Comparison of Cable and Satellite Television

The good, bad, and bundled

TV/Broadcast satellites in front of a building
Harold Cunningham / Contributor / Getty Images

Today, television service is brought to us by cable conglomerates who now compete with satellite companies. Each offers hundreds of digital channels and consumer-friendly interactive services to get your business.

Here is a comparison of common services generally provided by cable and satellite companies in the United States and Canada.


Because satellite providers generally don't have to pay taxes levied by local governments and feature smaller infrastructures, consumers get more bang for the buck with satellite. Right now, cable's low-end price is very competitive for the first year, but prices may increase starting in year two. Plus, cable companies have millions of miles of outdated lines buried below ground and are in the process of converting their technology to digital, which will be expensive. While satellite offers lower programming packages across the board, companies do charge fees per room receiving the signal. Though, some cable companies do, too. ​

Edge: Satellite


A 500-channel universe is here, and cable and satellite companies are ready to deliver. While both offer similar channel packages, each has an advantage over the other. Satellite offers both east and west coast feeds and alternate sports programming for channels like ESPN and Fox Sports. Sometimes sports stations televise games based on regional interest. Their alternate feed allows the satellite viewer the choice of either game.

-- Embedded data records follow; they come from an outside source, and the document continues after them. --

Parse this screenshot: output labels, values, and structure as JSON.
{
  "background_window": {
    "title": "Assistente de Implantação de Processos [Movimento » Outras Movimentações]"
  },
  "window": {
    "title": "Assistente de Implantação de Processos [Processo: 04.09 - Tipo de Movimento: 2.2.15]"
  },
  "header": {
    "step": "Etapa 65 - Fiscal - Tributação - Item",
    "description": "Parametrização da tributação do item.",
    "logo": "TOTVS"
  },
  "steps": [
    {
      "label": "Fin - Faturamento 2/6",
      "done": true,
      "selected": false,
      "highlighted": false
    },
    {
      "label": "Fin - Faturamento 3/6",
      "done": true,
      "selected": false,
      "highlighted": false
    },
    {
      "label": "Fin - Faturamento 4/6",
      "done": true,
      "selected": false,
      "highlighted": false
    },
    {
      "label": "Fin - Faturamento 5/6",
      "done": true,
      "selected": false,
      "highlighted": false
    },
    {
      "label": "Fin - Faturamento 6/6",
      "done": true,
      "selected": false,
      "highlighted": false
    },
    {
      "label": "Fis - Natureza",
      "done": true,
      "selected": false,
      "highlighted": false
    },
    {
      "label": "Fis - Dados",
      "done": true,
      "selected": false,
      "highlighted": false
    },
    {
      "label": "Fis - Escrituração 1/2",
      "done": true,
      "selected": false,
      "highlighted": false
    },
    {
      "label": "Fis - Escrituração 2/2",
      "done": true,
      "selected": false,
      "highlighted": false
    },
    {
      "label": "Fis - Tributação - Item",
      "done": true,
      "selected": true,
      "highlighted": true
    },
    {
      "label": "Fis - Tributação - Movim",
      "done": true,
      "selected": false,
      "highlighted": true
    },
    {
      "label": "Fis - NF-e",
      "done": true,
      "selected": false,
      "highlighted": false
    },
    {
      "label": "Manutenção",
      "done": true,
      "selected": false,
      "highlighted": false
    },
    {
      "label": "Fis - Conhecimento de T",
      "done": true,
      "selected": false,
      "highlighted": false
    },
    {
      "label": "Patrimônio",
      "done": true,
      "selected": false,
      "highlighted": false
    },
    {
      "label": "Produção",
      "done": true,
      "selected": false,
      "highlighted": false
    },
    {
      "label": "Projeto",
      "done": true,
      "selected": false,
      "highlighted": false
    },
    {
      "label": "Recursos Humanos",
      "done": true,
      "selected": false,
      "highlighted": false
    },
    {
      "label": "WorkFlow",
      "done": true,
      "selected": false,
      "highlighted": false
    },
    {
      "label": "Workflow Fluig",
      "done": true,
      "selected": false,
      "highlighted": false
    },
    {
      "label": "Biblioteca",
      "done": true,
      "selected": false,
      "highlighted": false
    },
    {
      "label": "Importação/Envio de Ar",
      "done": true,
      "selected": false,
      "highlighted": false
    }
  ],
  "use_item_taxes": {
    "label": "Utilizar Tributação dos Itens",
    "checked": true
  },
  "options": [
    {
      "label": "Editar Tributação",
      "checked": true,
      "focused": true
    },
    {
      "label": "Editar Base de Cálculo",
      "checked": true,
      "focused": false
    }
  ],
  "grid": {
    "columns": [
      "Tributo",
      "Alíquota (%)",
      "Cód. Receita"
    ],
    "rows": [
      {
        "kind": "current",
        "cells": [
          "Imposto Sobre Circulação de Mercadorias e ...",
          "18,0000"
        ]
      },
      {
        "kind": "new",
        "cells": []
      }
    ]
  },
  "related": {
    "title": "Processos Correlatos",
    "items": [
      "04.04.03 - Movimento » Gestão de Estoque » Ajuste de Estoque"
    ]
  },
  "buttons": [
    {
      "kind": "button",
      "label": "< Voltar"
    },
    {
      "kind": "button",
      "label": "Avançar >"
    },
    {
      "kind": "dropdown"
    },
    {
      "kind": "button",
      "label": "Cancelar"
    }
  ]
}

Of course, accessibility to some of the alternate feeds might require an additional price.

Cable counters by offering plans for those who want good reception without paying for the 500-channel universe, and local programming not carried by satellite providers like public access stations.

Edge: Even


Cable has an advantage for subscribers who don’t want digital programming because there's no equipment needed other than a television. For the digital subscriber, cable and satellite are similar. You’ll need a converter box, remote, and compatible television. Satellite needs an unobstructed view of the southern sky to receive signals, which is a huge disadvantage for renters. Homeowners also assume a minimal risk by installing a dish to a side wall or roof.

Edge: Cable


Cable only reaches as far as their infrastructure is built while satellite has the entire southern sky. This is significant because, in some deregulated markets, all cable companies don’t reach all homes.

Edge: Satellite

Digital, HDTV, and DVR

Concerning digital, high definition, and digital video recorders, cable, and satellite companies are equal with one exception. Some satellite companies require an upfront purchase of the DVR and HD box. Others are like cable companies and lease boxes on a monthly basis. Purchasing a receiver is an advantage over time because monthly charges add up. All major companies offer all services in one way or another.

Edge: Even

Bundled Services

Bundling services is an adaptation of survival by cable and satellite companies. They either own or form partnerships with other telecommunication companies to offer television, phone, and Internet service for one low price. An example of a bundled service is SBC joining with Dish Network and Yahoo! to offer phone, satellite, and DSL. All major cable and satellite companies will offer some sort of one-bill service because that's the trend in today's market.

Edge: Even

Customer Service

Satellite companies flourish without storefronts because of phone and online customer services. However, storefronts are convenient because they're a place to pay bills, change out equipment, and voice a compliment or complaint face-to-face.

Edge: Cable


Some satellite companies require contracts and some don't, but very few (if any) cable companies require the consumer to commit to a minimum subscription length.

Edge: Cable